In schools we are often working within a process that asks our teachers and students to change their practises and routines.
At my school we have now been working for a few weeks on a whole-of-school initiative of making Learning Goals (LGs) and Success Criteria (SC) as visible and consistent as possible in every lesson.
I have been aware of some of the initial enthusiasm being eroded as our teachers work to embed the routine of writing and addressing LGs and SC. Consequently, I have made sure that our students and my colleagues know that they are very likely to experience the dreaded ‘Implementation Dip’. This is a well-known phenomenon and happens in all environments where there are changes in routines and processes.

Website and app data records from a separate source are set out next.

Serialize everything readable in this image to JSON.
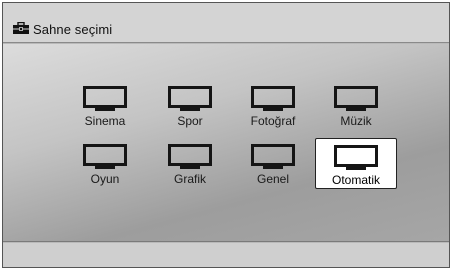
{
  "title": {
    "icon": "toolbox-icon",
    "text": "Sahne seçimi"
  },
  "scenes": [
    {
      "label": "Sinema",
      "icon": "tv-icon",
      "selected": false
    },
    {
      "label": "Spor",
      "icon": "tv-icon",
      "selected": false
    },
    {
      "label": "Fotoğraf",
      "icon": "tv-icon",
      "selected": false
    },
    {
      "label": "Müzik",
      "icon": "tv-icon",
      "selected": false
    },
    {
      "label": "Oyun",
      "icon": "tv-icon",
      "selected": false
    },
    {
      "label": "Grafik",
      "icon": "tv-icon",
      "selected": false
    },
    {
      "label": "Genel",
      "icon": "tv-icon",
      "selected": false
    },
    {
      "label": "Otomatik",
      "icon": "tv-icon",
      "selected": true
    }
  ]
}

I have warned teachers that students may complain about having to record LGs and SC, that some of our colleague teachers may feel that the practice is not as effective or as worthwhile as when they started using the initiative. The only way forward in these cases is that we must maintain and build the rigour of the process.

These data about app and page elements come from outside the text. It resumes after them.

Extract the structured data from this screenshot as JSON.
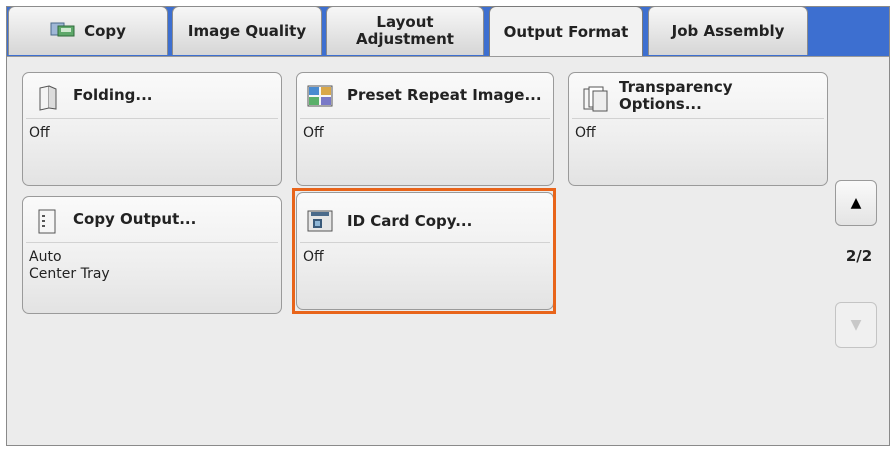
{
  "tabs": [
    {
      "label": "Copy",
      "icon": "copy-icon"
    },
    {
      "label": "Image Quality"
    },
    {
      "label": "Layout\nAdjustment"
    },
    {
      "label": "Output Format",
      "active": true
    },
    {
      "label": "Job Assembly"
    }
  ],
  "buttons": {
    "folding": {
      "title": "Folding...",
      "status": "Off",
      "icon": "folding-icon"
    },
    "preset_repeat": {
      "title": "Preset Repeat Image...",
      "status": "Off",
      "icon": "preset-repeat-icon"
    },
    "transparency": {
      "title": "Transparency\nOptions...",
      "status": "Off",
      "icon": "transparency-icon"
    },
    "copy_output": {
      "title": "Copy Output...",
      "status": "Auto\nCenter Tray",
      "icon": "copy-output-icon"
    },
    "id_card": {
      "title": "ID Card Copy...",
      "status": "Off",
      "icon": "id-card-icon",
      "highlighted": true
    }
  },
  "pager": {
    "indicator": "2/2",
    "up_icon": "triangle-up-icon",
    "down_icon": "triangle-down-icon"
  },
  "colors": {
    "tab_bar": "#3d6fd0",
    "highlight": "#e8641a"
  }
}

The concept of the Implementation Dip is similar to that of the ‘Learning Pit’ in that if we are prepared, determined, expect to feel the challenge and/or frustration of passing through the dip, and maintain our effort, then we will emerge successfully from the other side.